Agencies that do not have established pre-service or in-service training for foster parents may choose to develop a training program for HIV/AIDS prevention.
OPTION 3. Add to Option 1 Mandatory Training. The agency can choose to mandate HIV/AIDS education training for all families providing foster care for youth in the custody of or placed by the agency or Family Assessment and Planning Teams (Comprehensive Services Act for At-Risk Youth and Families).
OPTION 4. Other. The local agency may determine another plan not described by the department.
Since other education issues and prevention information for foster parents are not mandated, it would appear that mandating this one issue, HIV/AIDS education, would be an unnecessary regulation.
Developing guidelines for local agencies to use and then encouraging local agencies to develop a voluntary plan for implementation of the HIV/AIDS education information keeps with the focus of the Comprehensive Services Act for At-Risk Youth and Families (CSA). Under the Comprehensive Services Act localities are allowed choice in implementation of services to youth and families within a broad framework for the provision of services. Since the HIV/AIDS education information is packaged and ready for distribution minimum preparation and planning is demanded of the local agency. In addition, a voluntary plan would lessen the concern of local agencies of additional work without additional funds.
RECOMMENDATION 1. The department should print copies of the HIV/AIDS Education Information packet and make them available for local agencies to distribute to foster parents.
RECOMMENDATION 2. Local agencies should be strongly encouraged to develop a plan to disseminate the HIVIAIDS Education Information packet to foster families with children and youth in their care and to offer training for foster parents about HIV/AIDS through local agency pre-service and in-service training programs or other training set-up by the agency to meet this need.

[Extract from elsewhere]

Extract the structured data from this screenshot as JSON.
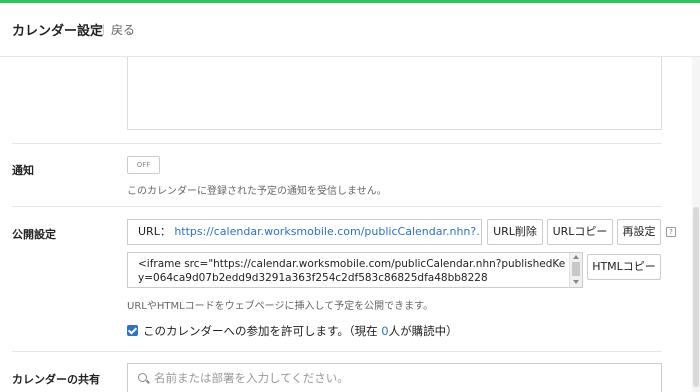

RECOMMENDATION 3. The department should provide HIV/AIDS education training for foster parents and agency workers in the five department regions to support local training programs expanded or set-up to meet this need.
RECOMMENDATION 4. To fund recommendation #3, the department should allocate $30,000 using Title IV-E funds ($22,500 federal dollars and request $7,500 for the state match).